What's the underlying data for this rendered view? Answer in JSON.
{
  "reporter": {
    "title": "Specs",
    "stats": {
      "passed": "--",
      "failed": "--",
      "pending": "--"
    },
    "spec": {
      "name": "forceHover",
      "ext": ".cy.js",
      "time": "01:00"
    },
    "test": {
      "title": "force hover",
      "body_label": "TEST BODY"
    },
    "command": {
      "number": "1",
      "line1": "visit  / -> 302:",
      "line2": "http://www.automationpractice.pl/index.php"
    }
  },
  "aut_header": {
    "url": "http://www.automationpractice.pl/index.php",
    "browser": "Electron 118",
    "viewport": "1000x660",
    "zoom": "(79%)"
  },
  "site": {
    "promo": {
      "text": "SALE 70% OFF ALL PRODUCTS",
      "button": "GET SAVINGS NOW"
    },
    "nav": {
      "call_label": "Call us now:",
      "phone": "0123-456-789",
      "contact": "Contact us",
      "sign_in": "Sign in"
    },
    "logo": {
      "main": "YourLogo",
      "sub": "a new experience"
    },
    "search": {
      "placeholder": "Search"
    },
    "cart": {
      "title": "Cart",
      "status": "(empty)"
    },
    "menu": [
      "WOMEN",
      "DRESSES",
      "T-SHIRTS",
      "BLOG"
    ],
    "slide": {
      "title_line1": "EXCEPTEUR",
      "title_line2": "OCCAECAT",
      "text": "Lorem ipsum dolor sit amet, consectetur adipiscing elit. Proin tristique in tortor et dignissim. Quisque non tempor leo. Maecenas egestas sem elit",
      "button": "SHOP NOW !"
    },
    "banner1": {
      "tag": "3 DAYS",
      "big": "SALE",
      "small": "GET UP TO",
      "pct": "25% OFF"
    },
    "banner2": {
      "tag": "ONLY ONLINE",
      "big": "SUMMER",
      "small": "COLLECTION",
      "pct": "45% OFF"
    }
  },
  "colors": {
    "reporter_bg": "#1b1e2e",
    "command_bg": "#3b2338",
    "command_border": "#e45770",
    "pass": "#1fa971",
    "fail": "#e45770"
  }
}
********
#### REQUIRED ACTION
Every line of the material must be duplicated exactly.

#### RESULT OF THE TASK
What's the underlying data for this rendered view? Answer in JSON.
{
  "reporter": {
    "title": "Specs",
    "stats": {
      "passed": "--",
      "failed": "--",
      "pending": "--"
    },
    "spec": {
      "name": "forceHover",
      "ext": ".cy.js",
      "time": "01:00"
    },
    "test": {
      "title": "force hover",
      "body_label": "TEST BODY"
    },
    "command": {
      "number": "1",
      "line1": "visit  / -> 302:",
      "line2": "http://www.automationpractice.pl/index.php"
    }
  },
  "aut_header": {
    "url": "http://www.automationpractice.pl/index.php",
    "browser": "Electron 118",
    "viewport": "1000x660",
    "zoom": "(79%)"
  },
  "site": {
    "promo": {
      "text": "SALE 70% OFF ALL PRODUCTS",
      "button": "GET SAVINGS NOW"
    },
    "nav": {
      "call_label": "Call us now:",
      "phone": "0123-456-789",
      "contact": "Contact us",
      "sign_in": "Sign in"
    },
    "logo": {
      "main": "YourLogo",
      "sub": "a new experience"
    },
    "search": {
      "placeholder": "Search"
    },
    "cart": {
      "title": "Cart",
      "status": "(empty)"
    },
    "menu": [
      "WOMEN",
      "DRESSES",
      "T-SHIRTS",
      "BLOG"
    ],
    "slide": {
      "title_line1": "EXCEPTEUR",
      "title_line2": "OCCAECAT",
      "text": "Lorem ipsum dolor sit amet, consectetur adipiscing elit. Proin tristique in tortor et dignissim. Quisque non tempor leo. Maecenas egestas sem elit",
      "button": "SHOP NOW !"
    },
    "banner1": {
      "tag": "3 DAYS",
      "big": "SALE",
      "small": "GET UP TO",
      "pct": "25% OFF"
    },
    "banner2": {
      "tag": "ONLY ONLINE",
      "big": "SUMMER",
      "small": "COLLECTION",
      "pct": "45% OFF"
    }
  },
  "colors": {
    "reporter_bg": "#1b1e2e",
    "command_bg": "#3b2338",
    "command_border": "#e45770",
    "pass": "#1fa971",
    "fail": "#e45770"
  }
}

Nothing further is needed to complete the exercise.